They ended up installing the heavily modified Blue Thunder intake on the engine for final testing not long before it was to be shipped. They got their ignition, cam, and carb dialed in, assuming that afterward, they would just swap out to the "good" single-plane intake and make even more power. In back-to-back testing, it turned out the dual-plane-the "street" intake-beat the single-plane across the board. Barry was amazed. Time didn't allow individual exhaust probe testing to check fuel distribution, but based on the overall fuel curve and the amount of fuel needed to make the power, he felt it was definitely a great working design.
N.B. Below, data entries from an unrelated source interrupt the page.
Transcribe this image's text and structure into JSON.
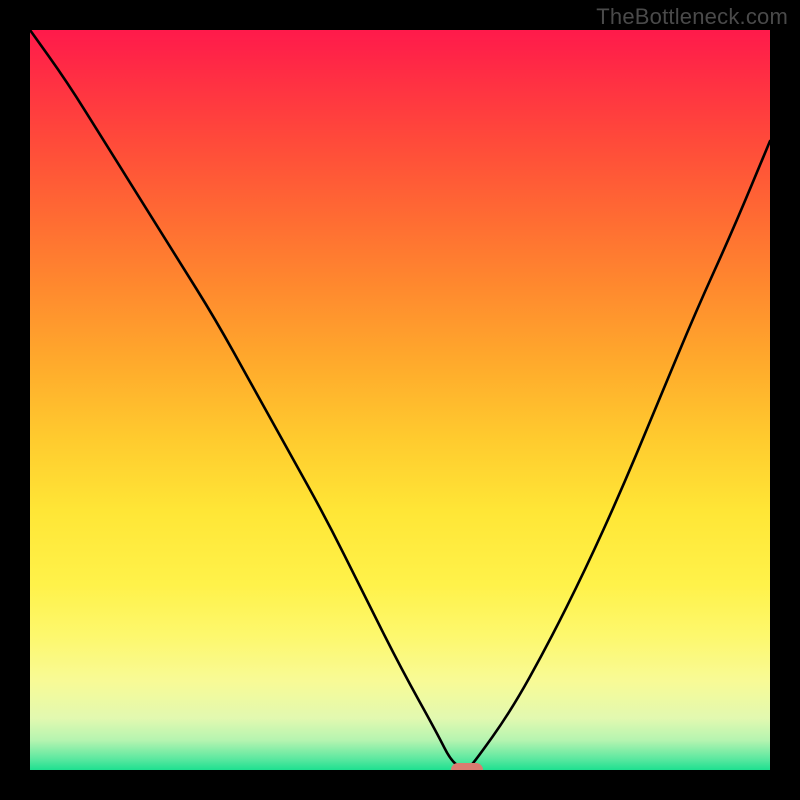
{
  "watermark": "TheBottleneck.com",
  "chart_data": {
    "type": "line",
    "title": "",
    "xlabel": "",
    "ylabel": "",
    "xlim": [
      0,
      100
    ],
    "ylim": [
      0,
      100
    ],
    "legend": false,
    "grid": false,
    "x": [
      0,
      5,
      10,
      15,
      20,
      25,
      30,
      35,
      40,
      45,
      50,
      55,
      57,
      59,
      60,
      65,
      70,
      75,
      80,
      85,
      90,
      95,
      100
    ],
    "values": [
      100,
      93,
      85,
      77,
      69,
      61,
      52,
      43,
      34,
      24,
      14,
      5,
      1,
      0,
      1,
      8,
      17,
      27,
      38,
      50,
      62,
      73,
      85
    ],
    "marker_x": 59,
    "marker_y": 0,
    "marker_color": "#d97c70",
    "background_gradient_stops": [
      {
        "offset": 0.0,
        "color": "#ff1a4b"
      },
      {
        "offset": 0.05,
        "color": "#ff2a45"
      },
      {
        "offset": 0.15,
        "color": "#ff4a3a"
      },
      {
        "offset": 0.25,
        "color": "#ff6a33"
      },
      {
        "offset": 0.35,
        "color": "#ff8a2e"
      },
      {
        "offset": 0.45,
        "color": "#ffaa2c"
      },
      {
        "offset": 0.55,
        "color": "#ffca2e"
      },
      {
        "offset": 0.65,
        "color": "#ffe636"
      },
      {
        "offset": 0.75,
        "color": "#fff24a"
      },
      {
        "offset": 0.82,
        "color": "#fdf86e"
      },
      {
        "offset": 0.88,
        "color": "#f8fa96"
      },
      {
        "offset": 0.93,
        "color": "#e2f9b0"
      },
      {
        "offset": 0.96,
        "color": "#b5f4b0"
      },
      {
        "offset": 0.985,
        "color": "#5ce8a0"
      },
      {
        "offset": 1.0,
        "color": "#1ee090"
      }
    ]
  }
}
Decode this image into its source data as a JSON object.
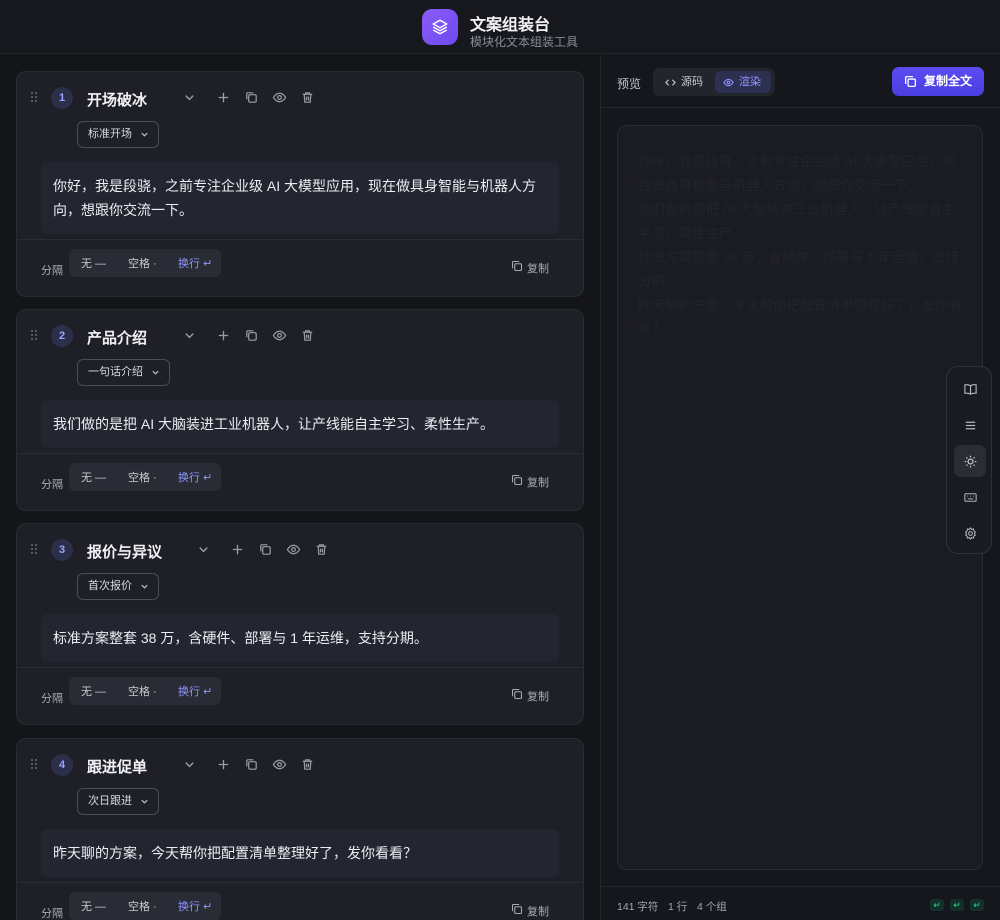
{
  "app": {
    "title": "文案组装台",
    "subtitle": "模块化文本组装工具"
  },
  "colors": {
    "accent": "#6d4af0",
    "active_option": "#8f95ff",
    "background": "#141519"
  },
  "blocks": [
    {
      "index": "1",
      "title": "开场破冰",
      "variant": "标准开场",
      "text": "你好，我是段骁，之前专注企业级 AI 大模型应用，现在做具身智能与机器人方向，想跟你交流一下。",
      "separator_label": "分隔",
      "separator_options": [
        "无 —",
        "空格 ·",
        "换行 ↵"
      ],
      "selected_separator": "换行 ↵",
      "copy_label": "复制"
    },
    {
      "index": "2",
      "title": "产品介绍",
      "variant": "一句话介绍",
      "text": "我们做的是把 AI 大脑装进工业机器人，让产线能自主学习、柔性生产。",
      "separator_label": "分隔",
      "separator_options": [
        "无 —",
        "空格 ·",
        "换行 ↵"
      ],
      "selected_separator": "换行 ↵",
      "copy_label": "复制"
    },
    {
      "index": "3",
      "title": "报价与异议",
      "variant": "首次报价",
      "text": "标准方案整套 38 万，含硬件、部署与 1 年运维，支持分期。",
      "separator_label": "分隔",
      "separator_options": [
        "无 —",
        "空格 ·",
        "换行 ↵"
      ],
      "selected_separator": "换行 ↵",
      "copy_label": "复制"
    },
    {
      "index": "4",
      "title": "跟进促单",
      "variant": "次日跟进",
      "text": "昨天聊的方案，今天帮你把配置清单整理好了，发你看看？",
      "separator_label": "分隔",
      "separator_options": [
        "无 —",
        "空格 ·",
        "换行 ↵"
      ],
      "selected_separator": "换行 ↵",
      "copy_label": "复制"
    }
  ],
  "preview": {
    "label": "预览",
    "modes": [
      "源码",
      "渲染"
    ],
    "active_mode": "渲染",
    "copy_all_label": "复制全文",
    "lines": [
      "你好，我是段骁，之前专注企业级 AI 大模型应用，现在做具身智能与机器人方向，想跟你交流一下。",
      "我们做的是把 AI 大脑装进工业机器人，让产线能自主学习、柔性生产。",
      "标准方案整套 38 万，含硬件、部署与 1 年运维，支持分期。",
      "昨天聊的方案，今天帮你把配置清单整理好了，发你看看？"
    ]
  },
  "status": {
    "chars": "141 字符",
    "lines": "1 行",
    "groups": "4 个组",
    "badges": [
      "↵",
      "↵",
      "↵"
    ]
  },
  "rail": {
    "icons": [
      "book-icon",
      "menu-lines-icon",
      "sun-icon",
      "keyboard-icon",
      "settings-gear-icon"
    ],
    "active": "sun-icon"
  }
}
As a test to see how close he could get the engine to perform in real-world conditions, he ran his testing sessions with an electric water pump and a set of Hooker headers against the same engine with a belt-driven water pump and a rare set of cast-iron headers from a '63 Galaxie. As you'd expect, the tubular headers and electric water pump helped the engine make a good deal of grunt, to the tune of 659 hp. What you might not expect is that with the beltdriven water pump and cast-iron exhaust, the engine still made an amazing 606 horses! Imagine, this flat-tappet-cammed, pump-gas engine could be dropped straight into an early Ford luxo-barge and eat late-model Camaros alive!

When that first FE engine exploded on the scene a good 50 years ago, its designers might not have realized at the time how its fallout would affect the rest of the engine building world, or how long its half-life would be. The universe of hot rodding has evolved into an array of overhead-cammed, fuel-injected, and computer-driven technologies. Nonetheless, Barry Robotnick and his thriving business, Survival Motorsports, have proven that the FE engines can still inflict some serious damage in the battle for torque and horsepower.